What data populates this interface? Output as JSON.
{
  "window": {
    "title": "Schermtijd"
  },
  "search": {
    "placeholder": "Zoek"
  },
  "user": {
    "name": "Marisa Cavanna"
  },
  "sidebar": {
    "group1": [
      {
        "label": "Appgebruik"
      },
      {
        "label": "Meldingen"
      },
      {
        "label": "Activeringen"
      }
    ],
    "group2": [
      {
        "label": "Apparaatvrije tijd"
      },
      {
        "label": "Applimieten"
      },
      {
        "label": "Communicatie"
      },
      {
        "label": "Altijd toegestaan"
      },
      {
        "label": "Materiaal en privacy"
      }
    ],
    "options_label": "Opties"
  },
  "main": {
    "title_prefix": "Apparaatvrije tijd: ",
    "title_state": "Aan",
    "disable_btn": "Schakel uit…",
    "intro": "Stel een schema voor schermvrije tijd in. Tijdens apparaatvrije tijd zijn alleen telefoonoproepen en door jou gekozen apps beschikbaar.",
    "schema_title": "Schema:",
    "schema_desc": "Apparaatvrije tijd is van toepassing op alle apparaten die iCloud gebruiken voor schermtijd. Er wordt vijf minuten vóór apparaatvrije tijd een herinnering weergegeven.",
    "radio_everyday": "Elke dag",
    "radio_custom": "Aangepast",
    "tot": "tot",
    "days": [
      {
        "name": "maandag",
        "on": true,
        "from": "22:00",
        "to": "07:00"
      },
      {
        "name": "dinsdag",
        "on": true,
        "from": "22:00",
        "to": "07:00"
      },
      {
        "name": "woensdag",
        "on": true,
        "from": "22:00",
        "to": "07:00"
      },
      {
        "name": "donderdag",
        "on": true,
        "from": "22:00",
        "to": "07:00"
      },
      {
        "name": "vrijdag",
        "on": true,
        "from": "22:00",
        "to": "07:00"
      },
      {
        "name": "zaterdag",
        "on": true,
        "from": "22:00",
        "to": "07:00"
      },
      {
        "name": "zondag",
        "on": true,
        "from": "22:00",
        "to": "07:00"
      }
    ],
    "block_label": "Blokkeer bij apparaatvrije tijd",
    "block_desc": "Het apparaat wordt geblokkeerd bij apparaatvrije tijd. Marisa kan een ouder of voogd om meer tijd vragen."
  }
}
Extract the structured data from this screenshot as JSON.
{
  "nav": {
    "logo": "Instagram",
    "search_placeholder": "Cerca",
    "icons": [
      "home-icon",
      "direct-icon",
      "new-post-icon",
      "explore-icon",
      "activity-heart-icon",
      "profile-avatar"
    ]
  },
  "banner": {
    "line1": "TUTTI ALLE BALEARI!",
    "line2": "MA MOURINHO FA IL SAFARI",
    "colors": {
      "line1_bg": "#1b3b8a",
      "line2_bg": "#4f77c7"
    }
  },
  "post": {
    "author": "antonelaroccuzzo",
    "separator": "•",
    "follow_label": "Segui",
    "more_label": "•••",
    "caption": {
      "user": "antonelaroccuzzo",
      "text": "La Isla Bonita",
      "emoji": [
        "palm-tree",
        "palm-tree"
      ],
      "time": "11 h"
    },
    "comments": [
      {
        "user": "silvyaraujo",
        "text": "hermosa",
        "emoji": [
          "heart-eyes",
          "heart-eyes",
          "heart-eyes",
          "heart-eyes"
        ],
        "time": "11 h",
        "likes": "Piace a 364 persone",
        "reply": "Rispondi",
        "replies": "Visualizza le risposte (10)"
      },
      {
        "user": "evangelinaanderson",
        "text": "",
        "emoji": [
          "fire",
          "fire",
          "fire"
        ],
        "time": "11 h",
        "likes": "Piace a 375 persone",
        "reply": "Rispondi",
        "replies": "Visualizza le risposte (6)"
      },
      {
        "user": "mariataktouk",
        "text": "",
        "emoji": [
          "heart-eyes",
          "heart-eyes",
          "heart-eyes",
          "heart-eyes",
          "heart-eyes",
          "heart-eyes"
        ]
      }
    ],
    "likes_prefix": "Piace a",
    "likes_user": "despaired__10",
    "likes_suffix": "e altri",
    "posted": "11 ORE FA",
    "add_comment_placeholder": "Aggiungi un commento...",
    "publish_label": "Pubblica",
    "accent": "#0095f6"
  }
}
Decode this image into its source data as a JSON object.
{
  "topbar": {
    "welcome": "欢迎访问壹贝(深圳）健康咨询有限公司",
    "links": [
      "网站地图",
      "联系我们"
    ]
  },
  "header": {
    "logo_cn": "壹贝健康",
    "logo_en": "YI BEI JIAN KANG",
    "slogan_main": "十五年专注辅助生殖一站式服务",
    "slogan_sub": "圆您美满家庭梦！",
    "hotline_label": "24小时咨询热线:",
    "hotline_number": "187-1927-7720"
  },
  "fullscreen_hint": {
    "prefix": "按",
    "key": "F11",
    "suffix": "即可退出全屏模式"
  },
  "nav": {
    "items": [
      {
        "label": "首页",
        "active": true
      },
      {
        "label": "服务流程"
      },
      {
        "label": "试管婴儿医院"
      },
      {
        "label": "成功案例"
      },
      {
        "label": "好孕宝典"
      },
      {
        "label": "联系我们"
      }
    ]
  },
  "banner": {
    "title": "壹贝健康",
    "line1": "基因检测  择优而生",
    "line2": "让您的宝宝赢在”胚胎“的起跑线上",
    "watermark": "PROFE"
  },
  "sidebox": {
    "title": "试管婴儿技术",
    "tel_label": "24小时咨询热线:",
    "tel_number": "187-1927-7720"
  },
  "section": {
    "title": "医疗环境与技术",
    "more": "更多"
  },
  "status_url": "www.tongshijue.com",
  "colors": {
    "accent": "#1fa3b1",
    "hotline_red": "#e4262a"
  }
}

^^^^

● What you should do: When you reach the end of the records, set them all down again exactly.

● Solved exercise:
What data populates this interface? Output as JSON.
{
  "window": {
    "title": "Schermtijd"
  },
  "search": {
    "placeholder": "Zoek"
  },
  "user": {
    "name": "Marisa Cavanna"
  },
  "sidebar": {
    "group1": [
      {
        "label": "Appgebruik"
      },
      {
        "label": "Meldingen"
      },
      {
        "label": "Activeringen"
      }
    ],
    "group2": [
      {
        "label": "Apparaatvrije tijd"
      },
      {
        "label": "Applimieten"
      },
      {
        "label": "Communicatie"
      },
      {
        "label": "Altijd toegestaan"
      },
      {
        "label": "Materiaal en privacy"
      }
    ],
    "options_label": "Opties"
  },
  "main": {
    "title_prefix": "Apparaatvrije tijd: ",
    "title_state": "Aan",
    "disable_btn": "Schakel uit…",
    "intro": "Stel een schema voor schermvrije tijd in. Tijdens apparaatvrije tijd zijn alleen telefoonoproepen en door jou gekozen apps beschikbaar.",
    "schema_title": "Schema:",
    "schema_desc": "Apparaatvrije tijd is van toepassing op alle apparaten die iCloud gebruiken voor schermtijd. Er wordt vijf minuten vóór apparaatvrije tijd een herinnering weergegeven.",
    "radio_everyday": "Elke dag",
    "radio_custom": "Aangepast",
    "tot": "tot",
    "days": [
      {
        "name": "maandag",
        "on": true,
        "from": "22:00",
        "to": "07:00"
      },
      {
        "name": "dinsdag",
        "on": true,
        "from": "22:00",
        "to": "07:00"
      },
      {
        "name": "woensdag",
        "on": true,
        "from": "22:00",
        "to": "07:00"
      },
      {
        "name": "donderdag",
        "on": true,
        "from": "22:00",
        "to": "07:00"
      },
      {
        "name": "vrijdag",
        "on": true,
        "from": "22:00",
        "to": "07:00"
      },
      {
        "name": "zaterdag",
        "on": true,
        "from": "22:00",
        "to": "07:00"
      },
      {
        "name": "zondag",
        "on": true,
        "from": "22:00",
        "to": "07:00"
      }
    ],
    "block_label": "Blokkeer bij apparaatvrije tijd",
    "block_desc": "Het apparaat wordt geblokkeerd bij apparaatvrije tijd. Marisa kan een ouder of voogd om meer tijd vragen."
  }
}
Extract the structured data from this screenshot as JSON.
{
  "nav": {
    "logo": "Instagram",
    "search_placeholder": "Cerca",
    "icons": [
      "home-icon",
      "direct-icon",
      "new-post-icon",
      "explore-icon",
      "activity-heart-icon",
      "profile-avatar"
    ]
  },
  "banner": {
    "line1": "TUTTI ALLE BALEARI!",
    "line2": "MA MOURINHO FA IL SAFARI",
    "colors": {
      "line1_bg": "#1b3b8a",
      "line2_bg": "#4f77c7"
    }
  },
  "post": {
    "author": "antonelaroccuzzo",
    "separator": "•",
    "follow_label": "Segui",
    "more_label": "•••",
    "caption": {
      "user": "antonelaroccuzzo",
      "text": "La Isla Bonita",
      "emoji": [
        "palm-tree",
        "palm-tree"
      ],
      "time": "11 h"
    },
    "comments": [
      {
        "user": "silvyaraujo",
        "text": "hermosa",
        "emoji": [
          "heart-eyes",
          "heart-eyes",
          "heart-eyes",
          "heart-eyes"
        ],
        "time": "11 h",
        "likes": "Piace a 364 persone",
        "reply": "Rispondi",
        "replies": "Visualizza le risposte (10)"
      },
      {
        "user": "evangelinaanderson",
        "text": "",
        "emoji": [
          "fire",
          "fire",
          "fire"
        ],
        "time": "11 h",
        "likes": "Piace a 375 persone",
        "reply": "Rispondi",
        "replies": "Visualizza le risposte (6)"
      },
      {
        "user": "mariataktouk",
        "text": "",
        "emoji": [
          "heart-eyes",
          "heart-eyes",
          "heart-eyes",
          "heart-eyes",
          "heart-eyes",
          "heart-eyes"
        ]
      }
    ],
    "likes_prefix": "Piace a",
    "likes_user": "despaired__10",
    "likes_suffix": "e altri",
    "posted": "11 ORE FA",
    "add_comment_placeholder": "Aggiungi un commento...",
    "publish_label": "Pubblica",
    "accent": "#0095f6"
  }
}
Decode this image into its source data as a JSON object.
{
  "topbar": {
    "welcome": "欢迎访问壹贝(深圳）健康咨询有限公司",
    "links": [
      "网站地图",
      "联系我们"
    ]
  },
  "header": {
    "logo_cn": "壹贝健康",
    "logo_en": "YI BEI JIAN KANG",
    "slogan_main": "十五年专注辅助生殖一站式服务",
    "slogan_sub": "圆您美满家庭梦！",
    "hotline_label": "24小时咨询热线:",
    "hotline_number": "187-1927-7720"
  },
  "fullscreen_hint": {
    "prefix": "按",
    "key": "F11",
    "suffix": "即可退出全屏模式"
  },
  "nav": {
    "items": [
      {
        "label": "首页",
        "active": true
      },
      {
        "label": "服务流程"
      },
      {
        "label": "试管婴儿医院"
      },
      {
        "label": "成功案例"
      },
      {
        "label": "好孕宝典"
      },
      {
        "label": "联系我们"
      }
    ]
  },
  "banner": {
    "title": "壹贝健康",
    "line1": "基因检测  择优而生",
    "line2": "让您的宝宝赢在”胚胎“的起跑线上",
    "watermark": "PROFE"
  },
  "sidebox": {
    "title": "试管婴儿技术",
    "tel_label": "24小时咨询热线:",
    "tel_number": "187-1927-7720"
  },
  "section": {
    "title": "医疗环境与技术",
    "more": "更多"
  },
  "status_url": "www.tongshijue.com",
  "colors": {
    "accent": "#1fa3b1",
    "hotline_red": "#e4262a"
  }
}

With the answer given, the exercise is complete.